─── EXERCISE MATERIALS

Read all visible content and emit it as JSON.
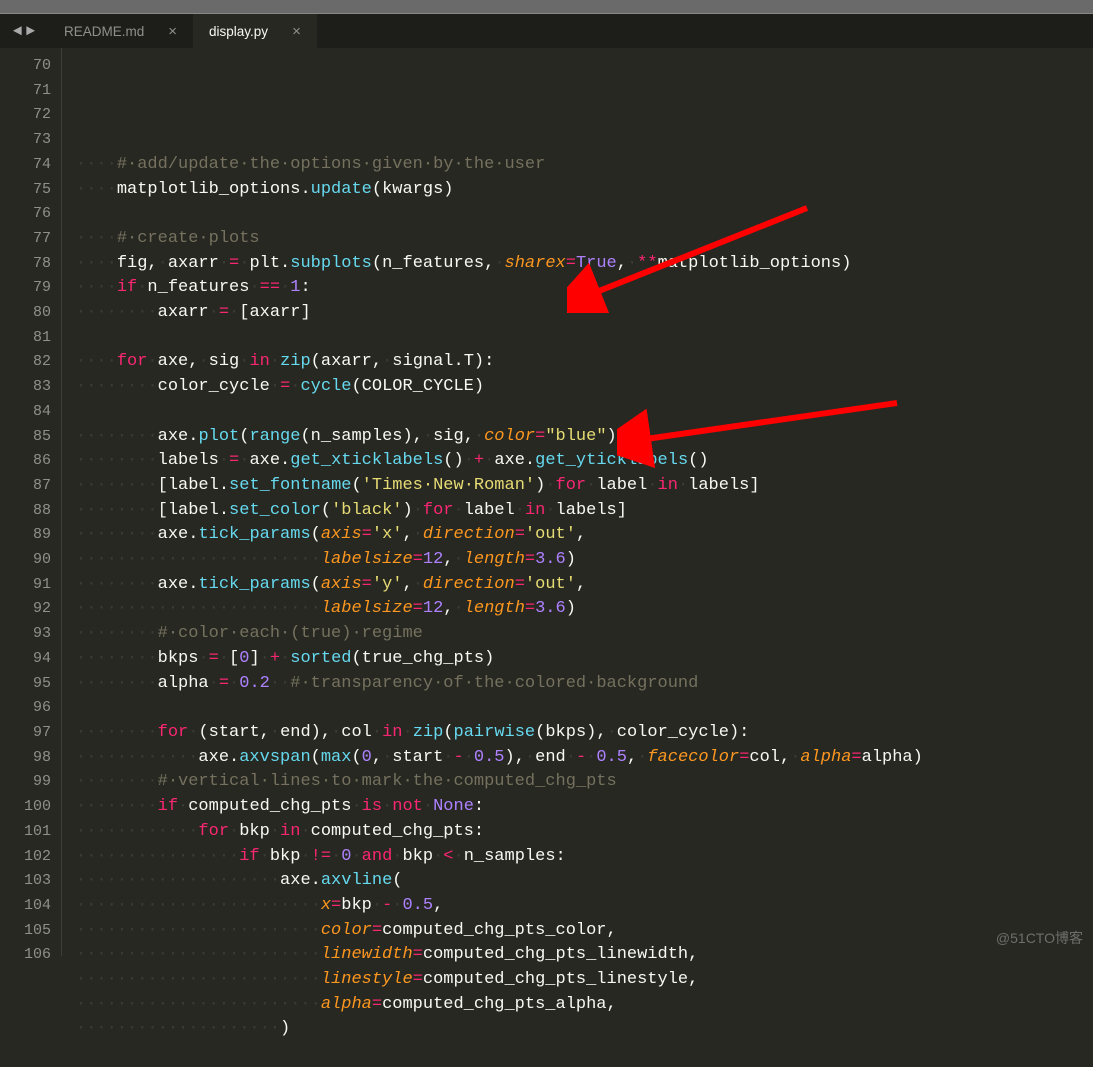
{
  "tabs": [
    {
      "label": "README.md",
      "active": false
    },
    {
      "label": "display.py",
      "active": true
    }
  ],
  "first_line_number": 70,
  "lines": [
    [
      [
        "ws",
        "····"
      ],
      [
        "cm",
        "#·add/update·the·options·given·by·the·user"
      ]
    ],
    [
      [
        "ws",
        "····"
      ],
      [
        "tx",
        "matplotlib_options"
      ],
      [
        "tx",
        "."
      ],
      [
        "fn",
        "update"
      ],
      [
        "tx",
        "(kwargs)"
      ]
    ],
    [],
    [
      [
        "ws",
        "····"
      ],
      [
        "cm",
        "#·create·plots"
      ]
    ],
    [
      [
        "ws",
        "····"
      ],
      [
        "tx",
        "fig,"
      ],
      [
        "ws",
        "·"
      ],
      [
        "tx",
        "axarr"
      ],
      [
        "ws",
        "·"
      ],
      [
        "op",
        "="
      ],
      [
        "ws",
        "·"
      ],
      [
        "tx",
        "plt."
      ],
      [
        "fn",
        "subplots"
      ],
      [
        "tx",
        "(n_features,"
      ],
      [
        "ws",
        "·"
      ],
      [
        "ar",
        "sharex"
      ],
      [
        "op",
        "="
      ],
      [
        "nm",
        "True"
      ],
      [
        "tx",
        "],"
      ],
      [
        "ws",
        "·"
      ],
      [
        "op",
        "**"
      ],
      [
        "tx",
        "matplotlib_options)"
      ]
    ],
    [
      [
        "ws",
        "····"
      ],
      [
        "kw",
        "if"
      ],
      [
        "ws",
        "·"
      ],
      [
        "tx",
        "n_features"
      ],
      [
        "ws",
        "·"
      ],
      [
        "op",
        "=="
      ],
      [
        "ws",
        "·"
      ],
      [
        "nm",
        "1"
      ],
      [
        "tx",
        ":"
      ]
    ],
    [
      [
        "ws",
        "········"
      ],
      [
        "tx",
        "axarr"
      ],
      [
        "ws",
        "·"
      ],
      [
        "op",
        "="
      ],
      [
        "ws",
        "·"
      ],
      [
        "tx",
        "[axarr]"
      ]
    ],
    [],
    [
      [
        "ws",
        "····"
      ],
      [
        "kw",
        "for"
      ],
      [
        "ws",
        "·"
      ],
      [
        "tx",
        "axe,"
      ],
      [
        "ws",
        "·"
      ],
      [
        "tx",
        "sig"
      ],
      [
        "ws",
        "·"
      ],
      [
        "kw",
        "in"
      ],
      [
        "ws",
        "·"
      ],
      [
        "fn",
        "zip"
      ],
      [
        "tx",
        "(axarr,"
      ],
      [
        "ws",
        "·"
      ],
      [
        "tx",
        "signal.T):"
      ]
    ],
    [
      [
        "ws",
        "········"
      ],
      [
        "tx",
        "color_cycle"
      ],
      [
        "ws",
        "·"
      ],
      [
        "op",
        "="
      ],
      [
        "ws",
        "·"
      ],
      [
        "fn",
        "cycle"
      ],
      [
        "tx",
        "(COLOR_CYCLE)"
      ]
    ],
    [],
    [
      [
        "ws",
        "········"
      ],
      [
        "tx",
        "axe."
      ],
      [
        "fn",
        "plot"
      ],
      [
        "tx",
        "("
      ],
      [
        "fn",
        "range"
      ],
      [
        "tx",
        "(n_samples),"
      ],
      [
        "ws",
        "·"
      ],
      [
        "tx",
        "sig,"
      ],
      [
        "ws",
        "·"
      ],
      [
        "ar",
        "color"
      ],
      [
        "op",
        "="
      ],
      [
        "st",
        "\"blue\""
      ],
      [
        "tx",
        ")"
      ]
    ],
    [
      [
        "ws",
        "········"
      ],
      [
        "tx",
        "labels"
      ],
      [
        "ws",
        "·"
      ],
      [
        "op",
        "="
      ],
      [
        "ws",
        "·"
      ],
      [
        "tx",
        "axe."
      ],
      [
        "fn",
        "get_xticklabels"
      ],
      [
        "tx",
        "()"
      ],
      [
        "ws",
        "·"
      ],
      [
        "op",
        "+"
      ],
      [
        "ws",
        "·"
      ],
      [
        "tx",
        "axe."
      ],
      [
        "fn",
        "get_yticklabels"
      ],
      [
        "tx",
        "()"
      ]
    ],
    [
      [
        "ws",
        "········"
      ],
      [
        "tx",
        "[label."
      ],
      [
        "fn",
        "set_fontname"
      ],
      [
        "tx",
        "("
      ],
      [
        "st",
        "'Times·New·Roman'"
      ],
      [
        "tx",
        ")"
      ],
      [
        "ws",
        "·"
      ],
      [
        "kw",
        "for"
      ],
      [
        "ws",
        "·"
      ],
      [
        "tx",
        "label"
      ],
      [
        "ws",
        "·"
      ],
      [
        "kw",
        "in"
      ],
      [
        "ws",
        "·"
      ],
      [
        "tx",
        "labels]"
      ]
    ],
    [
      [
        "ws",
        "········"
      ],
      [
        "tx",
        "[label."
      ],
      [
        "fn",
        "set_color"
      ],
      [
        "tx",
        "("
      ],
      [
        "st",
        "'black'"
      ],
      [
        "tx",
        ")"
      ],
      [
        "ws",
        "·"
      ],
      [
        "kw",
        "for"
      ],
      [
        "ws",
        "·"
      ],
      [
        "tx",
        "label"
      ],
      [
        "ws",
        "·"
      ],
      [
        "kw",
        "in"
      ],
      [
        "ws",
        "·"
      ],
      [
        "tx",
        "labels]"
      ]
    ],
    [
      [
        "ws",
        "········"
      ],
      [
        "tx",
        "axe."
      ],
      [
        "fn",
        "tick_params"
      ],
      [
        "tx",
        "("
      ],
      [
        "ar",
        "axis"
      ],
      [
        "op",
        "="
      ],
      [
        "st",
        "'x'"
      ],
      [
        "tx",
        "],"
      ],
      [
        "ws",
        "·"
      ],
      [
        "ar",
        "direction"
      ],
      [
        "op",
        "="
      ],
      [
        "st",
        "'out'"
      ],
      [
        "tx",
        "],"
      ]
    ],
    [
      [
        "ws",
        "························"
      ],
      [
        "ar",
        "labelsize"
      ],
      [
        "op",
        "="
      ],
      [
        "nm",
        "12"
      ],
      [
        "tx",
        "],"
      ],
      [
        "ws",
        "·"
      ],
      [
        "ar",
        "length"
      ],
      [
        "op",
        "="
      ],
      [
        "nm",
        "3.6"
      ],
      [
        "tx",
        ")"
      ]
    ],
    [
      [
        "ws",
        "········"
      ],
      [
        "tx",
        "axe."
      ],
      [
        "fn",
        "tick_params"
      ],
      [
        "tx",
        "("
      ],
      [
        "ar",
        "axis"
      ],
      [
        "op",
        "="
      ],
      [
        "st",
        "'y'"
      ],
      [
        "tx",
        "],"
      ],
      [
        "ws",
        "·"
      ],
      [
        "ar",
        "direction"
      ],
      [
        "op",
        "="
      ],
      [
        "st",
        "'out'"
      ],
      [
        "tx",
        "],"
      ]
    ],
    [
      [
        "ws",
        "························"
      ],
      [
        "ar",
        "labelsize"
      ],
      [
        "op",
        "="
      ],
      [
        "nm",
        "12"
      ],
      [
        "tx",
        "],"
      ],
      [
        "ws",
        "·"
      ],
      [
        "ar",
        "length"
      ],
      [
        "op",
        "="
      ],
      [
        "nm",
        "3.6"
      ],
      [
        "tx",
        ")"
      ]
    ],
    [
      [
        "ws",
        "········"
      ],
      [
        "cm",
        "#·color·each·(true)·regime"
      ]
    ],
    [
      [
        "ws",
        "········"
      ],
      [
        "tx",
        "bkps"
      ],
      [
        "ws",
        "·"
      ],
      [
        "op",
        "="
      ],
      [
        "ws",
        "·"
      ],
      [
        "tx",
        "["
      ],
      [
        "nm",
        "0"
      ],
      [
        "tx",
        "]"
      ],
      [
        "ws",
        "·"
      ],
      [
        "op",
        "+"
      ],
      [
        "ws",
        "·"
      ],
      [
        "fn",
        "sorted"
      ],
      [
        "tx",
        "(true_chg_pts)"
      ]
    ],
    [
      [
        "ws",
        "········"
      ],
      [
        "tx",
        "alpha"
      ],
      [
        "ws",
        "·"
      ],
      [
        "op",
        "="
      ],
      [
        "ws",
        "·"
      ],
      [
        "nm",
        "0.2"
      ],
      [
        "ws",
        "··"
      ],
      [
        "cm",
        "#·transparency·of·the·colored·background"
      ]
    ],
    [],
    [
      [
        "ws",
        "········"
      ],
      [
        "kw",
        "for"
      ],
      [
        "ws",
        "·"
      ],
      [
        "tx",
        "(start,"
      ],
      [
        "ws",
        "·"
      ],
      [
        "tx",
        "end),"
      ],
      [
        "ws",
        "·"
      ],
      [
        "tx",
        "col"
      ],
      [
        "ws",
        "·"
      ],
      [
        "kw",
        "in"
      ],
      [
        "ws",
        "·"
      ],
      [
        "fn",
        "zip"
      ],
      [
        "tx",
        "("
      ],
      [
        "fn",
        "pairwise"
      ],
      [
        "tx",
        "(bkps),"
      ],
      [
        "ws",
        "·"
      ],
      [
        "tx",
        "color_cycle):"
      ]
    ],
    [
      [
        "ws",
        "············"
      ],
      [
        "tx",
        "axe."
      ],
      [
        "fn",
        "axvspan"
      ],
      [
        "tx",
        "("
      ],
      [
        "fn",
        "max"
      ],
      [
        "tx",
        "("
      ],
      [
        "nm",
        "0"
      ],
      [
        "tx",
        "],"
      ],
      [
        "ws",
        "·"
      ],
      [
        "tx",
        "start"
      ],
      [
        "ws",
        "·"
      ],
      [
        "op",
        "-"
      ],
      [
        "ws",
        "·"
      ],
      [
        "nm",
        "0.5"
      ],
      [
        "tx",
        "),"
      ],
      [
        "ws",
        "·"
      ],
      [
        "tx",
        "end"
      ],
      [
        "ws",
        "·"
      ],
      [
        "op",
        "-"
      ],
      [
        "ws",
        "·"
      ],
      [
        "nm",
        "0.5"
      ],
      [
        "tx",
        "],"
      ],
      [
        "ws",
        "·"
      ],
      [
        "ar",
        "facecolor"
      ],
      [
        "op",
        "="
      ],
      [
        "tx",
        "col,"
      ],
      [
        "ws",
        "·"
      ],
      [
        "ar",
        "alpha"
      ],
      [
        "op",
        "="
      ],
      [
        "tx",
        "alpha)"
      ]
    ],
    [
      [
        "ws",
        "········"
      ],
      [
        "cm",
        "#·vertical·lines·to·mark·the·computed_chg_pts"
      ]
    ],
    [
      [
        "ws",
        "········"
      ],
      [
        "kw",
        "if"
      ],
      [
        "ws",
        "·"
      ],
      [
        "tx",
        "computed_chg_pts"
      ],
      [
        "ws",
        "·"
      ],
      [
        "kw",
        "is"
      ],
      [
        "ws",
        "·"
      ],
      [
        "kw",
        "not"
      ],
      [
        "ws",
        "·"
      ],
      [
        "nm",
        "None"
      ],
      [
        "tx",
        ":"
      ]
    ],
    [
      [
        "ws",
        "············"
      ],
      [
        "kw",
        "for"
      ],
      [
        "ws",
        "·"
      ],
      [
        "tx",
        "bkp"
      ],
      [
        "ws",
        "·"
      ],
      [
        "kw",
        "in"
      ],
      [
        "ws",
        "·"
      ],
      [
        "tx",
        "computed_chg_pts:"
      ]
    ],
    [
      [
        "ws",
        "················"
      ],
      [
        "kw",
        "if"
      ],
      [
        "ws",
        "·"
      ],
      [
        "tx",
        "bkp"
      ],
      [
        "ws",
        "·"
      ],
      [
        "op",
        "!="
      ],
      [
        "ws",
        "·"
      ],
      [
        "nm",
        "0"
      ],
      [
        "ws",
        "·"
      ],
      [
        "kw",
        "and"
      ],
      [
        "ws",
        "·"
      ],
      [
        "tx",
        "bkp"
      ],
      [
        "ws",
        "·"
      ],
      [
        "op",
        "<"
      ],
      [
        "ws",
        "·"
      ],
      [
        "tx",
        "n_samples:"
      ]
    ],
    [
      [
        "ws",
        "····················"
      ],
      [
        "tx",
        "axe."
      ],
      [
        "fn",
        "axvline"
      ],
      [
        "tx",
        "("
      ]
    ],
    [
      [
        "ws",
        "························"
      ],
      [
        "ar",
        "x"
      ],
      [
        "op",
        "="
      ],
      [
        "tx",
        "bkp"
      ],
      [
        "ws",
        "·"
      ],
      [
        "op",
        "-"
      ],
      [
        "ws",
        "·"
      ],
      [
        "nm",
        "0.5"
      ],
      [
        "tx",
        "], "
      ]
    ],
    [
      [
        "ws",
        "························"
      ],
      [
        "ar",
        "color"
      ],
      [
        "op",
        "="
      ],
      [
        "tx",
        "computed_chg_pts_color,"
      ]
    ],
    [
      [
        "ws",
        "························"
      ],
      [
        "ar",
        "linewidth"
      ],
      [
        "op",
        "="
      ],
      [
        "tx",
        "computed_chg_pts_linewidth,"
      ]
    ],
    [
      [
        "ws",
        "························"
      ],
      [
        "ar",
        "linestyle"
      ],
      [
        "op",
        "="
      ],
      [
        "tx",
        "computed_chg_pts_linestyle,"
      ]
    ],
    [
      [
        "ws",
        "························"
      ],
      [
        "ar",
        "alpha"
      ],
      [
        "op",
        "="
      ],
      [
        "tx",
        "computed_chg_pts_alpha,"
      ]
    ],
    [
      [
        "ws",
        "····················"
      ],
      [
        "tx",
        ")"
      ]
    ],
    []
  ],
  "watermark": "@51CTO博客"
}
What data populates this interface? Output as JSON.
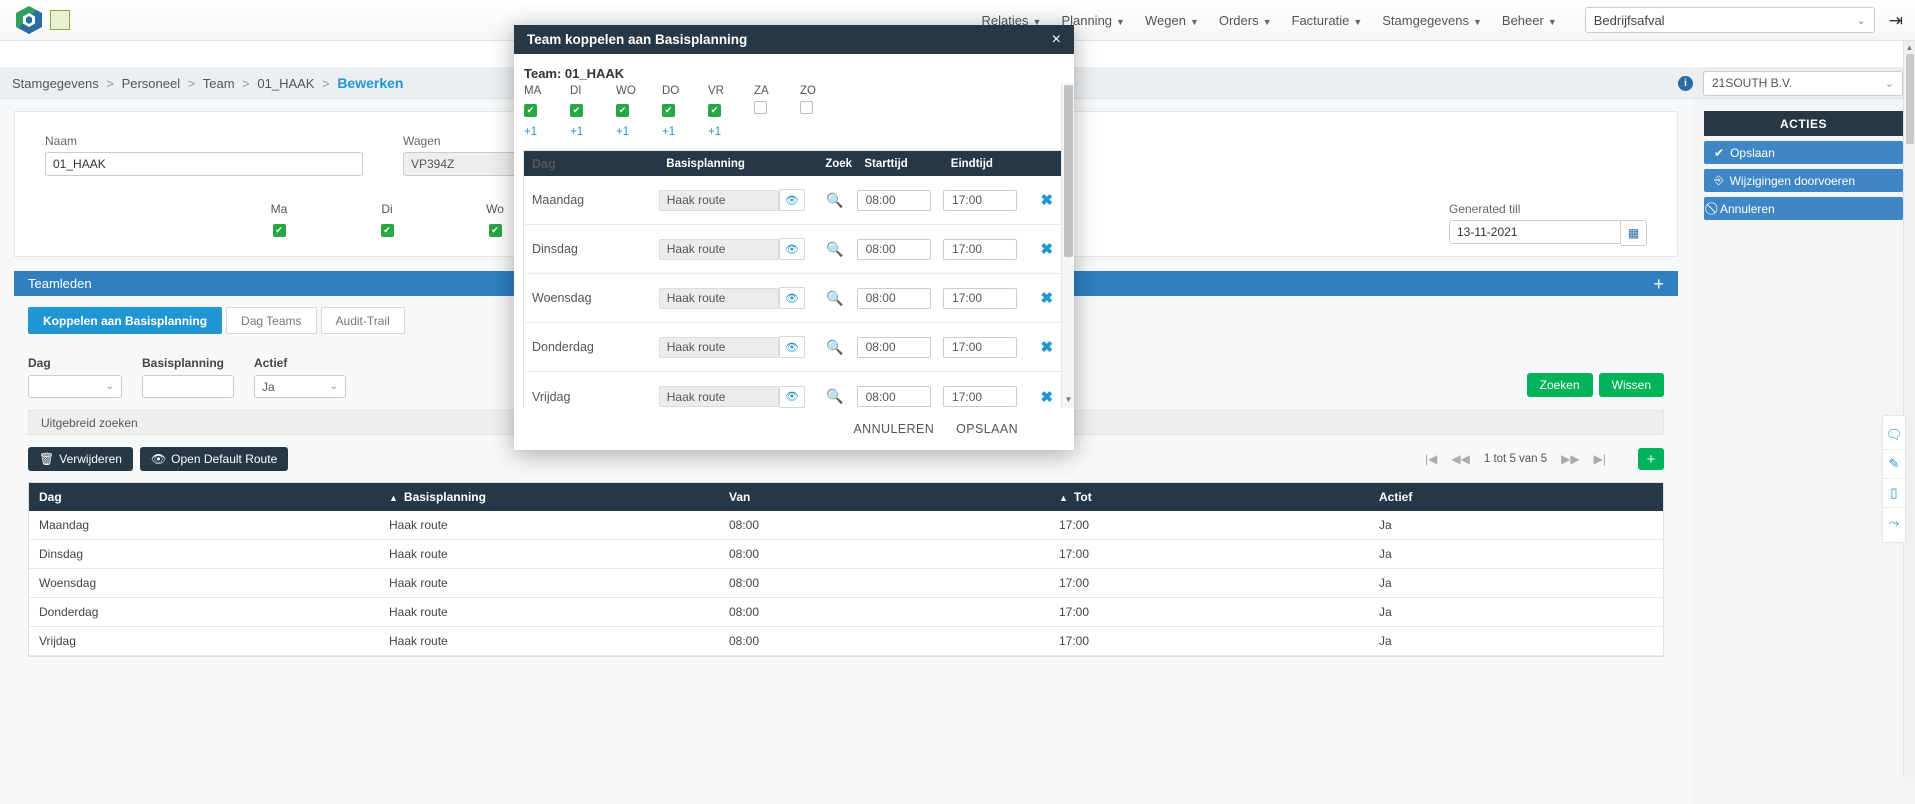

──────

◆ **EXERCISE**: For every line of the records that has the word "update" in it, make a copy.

◆ **ANSWER BOX**:
        "#·add/update·the·options·given·by·the·user"
        "update"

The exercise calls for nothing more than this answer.